Wild Mountain opened Oct. 19, operating 1-7 p.m. midweek, 11 a.m.–7 p.m. on the weekend, making it the first area in North America to open for the season. It's operating the Front Stage Terrain park and rope tow and plans to add terrain and lifts as snowmaking conditions permit; current base is 6-12 inches. "Please keep in mind that these are early season conditions which may include bare spots, natural and man-made obstacles and thin snow coverage," the resort's snow report notes.

In these COVID times, the resort is offering very limited services. There is no food and beverage available, nor lessons or equipment rentals. Indoor bathrooms are open, and masks are required to enter the building. Season's passes may be picked up indoors, day tickets ($25) can be purchased at the outside ticket windows. "Bags should remain in vehicles or be placed in a locker or free cubbie," the website adds.

Mt. Norquay, Alberta, openMt. Norquay, Alberta. Photo: Mt. Norquay Banff Facebook page, Oct. 25.Mt. Norquay began daily operations Oct. 24, the earliest opening in the resort’s 95-year history. “The snow came early, and so we got ready early!” said general manager Andre Quenneville.

Mt. Norquay’s last day of summer operations was Sunday, Oct. 11. Several snow storms have rolled through since then. The mountain is reporting a season total of 60 cm (about 24 in.) of snow with a 52 cm (20 in.) base depth at the summit. It has five trails open served by two lifts.

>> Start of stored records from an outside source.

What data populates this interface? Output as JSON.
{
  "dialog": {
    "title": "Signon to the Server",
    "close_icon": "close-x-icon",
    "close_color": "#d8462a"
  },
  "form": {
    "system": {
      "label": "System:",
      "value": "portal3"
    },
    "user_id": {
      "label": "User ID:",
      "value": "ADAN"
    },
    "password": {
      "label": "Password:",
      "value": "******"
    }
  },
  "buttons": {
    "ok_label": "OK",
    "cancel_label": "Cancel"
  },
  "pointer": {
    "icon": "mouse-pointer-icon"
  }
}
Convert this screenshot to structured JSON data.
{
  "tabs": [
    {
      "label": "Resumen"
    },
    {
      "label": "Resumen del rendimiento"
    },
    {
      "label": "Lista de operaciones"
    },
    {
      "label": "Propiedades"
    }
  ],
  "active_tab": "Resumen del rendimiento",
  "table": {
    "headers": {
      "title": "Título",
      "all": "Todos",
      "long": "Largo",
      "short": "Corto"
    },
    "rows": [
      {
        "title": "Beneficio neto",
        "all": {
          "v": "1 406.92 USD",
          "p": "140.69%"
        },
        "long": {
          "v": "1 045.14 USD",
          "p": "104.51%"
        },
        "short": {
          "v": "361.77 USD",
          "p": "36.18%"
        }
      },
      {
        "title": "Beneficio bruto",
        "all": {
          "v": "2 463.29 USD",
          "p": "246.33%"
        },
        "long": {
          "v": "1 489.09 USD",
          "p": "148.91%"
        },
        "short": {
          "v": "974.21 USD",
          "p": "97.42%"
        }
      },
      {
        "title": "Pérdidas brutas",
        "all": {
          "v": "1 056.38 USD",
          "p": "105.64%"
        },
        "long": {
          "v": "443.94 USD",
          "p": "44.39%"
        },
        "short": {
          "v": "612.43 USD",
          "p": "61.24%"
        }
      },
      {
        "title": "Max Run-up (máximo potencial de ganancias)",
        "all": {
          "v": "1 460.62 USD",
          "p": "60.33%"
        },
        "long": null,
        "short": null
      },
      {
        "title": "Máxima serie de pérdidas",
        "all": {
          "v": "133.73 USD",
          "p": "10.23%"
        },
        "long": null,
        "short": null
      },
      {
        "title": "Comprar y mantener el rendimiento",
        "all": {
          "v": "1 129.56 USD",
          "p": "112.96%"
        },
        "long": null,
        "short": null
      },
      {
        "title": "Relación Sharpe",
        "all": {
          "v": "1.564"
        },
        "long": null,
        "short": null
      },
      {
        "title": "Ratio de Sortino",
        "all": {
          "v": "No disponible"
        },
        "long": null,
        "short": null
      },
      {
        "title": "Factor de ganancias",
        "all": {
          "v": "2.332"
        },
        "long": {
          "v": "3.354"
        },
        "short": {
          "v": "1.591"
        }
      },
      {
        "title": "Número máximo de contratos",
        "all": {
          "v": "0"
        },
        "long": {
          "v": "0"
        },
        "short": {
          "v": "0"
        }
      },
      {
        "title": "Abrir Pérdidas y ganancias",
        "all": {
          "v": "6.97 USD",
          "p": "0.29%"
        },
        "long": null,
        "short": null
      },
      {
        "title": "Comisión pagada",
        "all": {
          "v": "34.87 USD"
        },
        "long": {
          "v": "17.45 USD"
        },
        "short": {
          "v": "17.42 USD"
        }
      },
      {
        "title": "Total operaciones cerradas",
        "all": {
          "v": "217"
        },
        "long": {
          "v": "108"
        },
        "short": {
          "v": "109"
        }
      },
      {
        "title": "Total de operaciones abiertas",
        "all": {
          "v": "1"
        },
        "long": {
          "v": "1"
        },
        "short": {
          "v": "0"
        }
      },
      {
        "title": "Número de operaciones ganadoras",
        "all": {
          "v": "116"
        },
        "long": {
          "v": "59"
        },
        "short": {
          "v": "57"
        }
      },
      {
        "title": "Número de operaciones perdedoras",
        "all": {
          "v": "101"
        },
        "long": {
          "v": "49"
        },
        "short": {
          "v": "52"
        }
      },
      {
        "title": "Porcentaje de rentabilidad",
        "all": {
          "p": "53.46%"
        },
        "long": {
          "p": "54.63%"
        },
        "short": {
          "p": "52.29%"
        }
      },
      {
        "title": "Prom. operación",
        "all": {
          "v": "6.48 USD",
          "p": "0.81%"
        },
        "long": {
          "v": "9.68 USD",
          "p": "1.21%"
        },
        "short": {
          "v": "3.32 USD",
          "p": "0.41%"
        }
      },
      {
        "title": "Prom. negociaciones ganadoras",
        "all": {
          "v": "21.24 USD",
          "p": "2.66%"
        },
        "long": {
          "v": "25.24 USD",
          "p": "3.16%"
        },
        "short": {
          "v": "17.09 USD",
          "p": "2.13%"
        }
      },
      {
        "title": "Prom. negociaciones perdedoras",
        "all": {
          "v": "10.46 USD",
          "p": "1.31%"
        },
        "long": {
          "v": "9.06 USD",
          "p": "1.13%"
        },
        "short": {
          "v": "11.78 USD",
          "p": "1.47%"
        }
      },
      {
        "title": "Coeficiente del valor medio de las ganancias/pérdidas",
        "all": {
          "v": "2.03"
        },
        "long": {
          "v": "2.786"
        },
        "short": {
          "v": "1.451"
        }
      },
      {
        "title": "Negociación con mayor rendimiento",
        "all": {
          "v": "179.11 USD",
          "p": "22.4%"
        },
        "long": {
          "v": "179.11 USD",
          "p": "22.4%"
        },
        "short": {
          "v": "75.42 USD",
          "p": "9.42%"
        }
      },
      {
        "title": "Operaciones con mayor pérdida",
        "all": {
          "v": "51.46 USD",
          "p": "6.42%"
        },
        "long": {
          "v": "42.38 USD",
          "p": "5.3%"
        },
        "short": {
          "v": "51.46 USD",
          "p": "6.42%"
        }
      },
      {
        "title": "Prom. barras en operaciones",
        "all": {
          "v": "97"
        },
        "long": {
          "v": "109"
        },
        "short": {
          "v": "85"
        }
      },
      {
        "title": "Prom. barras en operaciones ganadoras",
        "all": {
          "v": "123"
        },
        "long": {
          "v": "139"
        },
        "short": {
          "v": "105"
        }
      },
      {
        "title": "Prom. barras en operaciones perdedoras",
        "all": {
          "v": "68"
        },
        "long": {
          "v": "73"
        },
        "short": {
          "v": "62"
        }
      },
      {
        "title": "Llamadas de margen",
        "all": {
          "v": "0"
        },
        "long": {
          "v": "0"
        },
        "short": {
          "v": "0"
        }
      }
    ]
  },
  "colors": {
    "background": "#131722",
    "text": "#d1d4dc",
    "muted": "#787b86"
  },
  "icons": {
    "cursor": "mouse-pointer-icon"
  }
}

Mt. Norquay is taking a variety of COVID-related precautions and is promoting a simpler, no-frills ski experience. All guests must purchase lift tickets in advance online to assist in contact tracing, but the resort doesn’t anticipate it will need to limit on-hill capacity. Face coverings are required indoors and on chairlifts, among other now-standard requirements such as physical distancing and limited indoor capacity.

Quenneville said it won’t be the season for après in large groups or spending a lot of time in the lodge, and “we’re expecting tailgate lunches and packed snacks in backpacks as an alternative to a lodge refuel. We think our guests will just enjoy putting on the ski boots and getting to the runs—after all, it’s really what it’s all about.”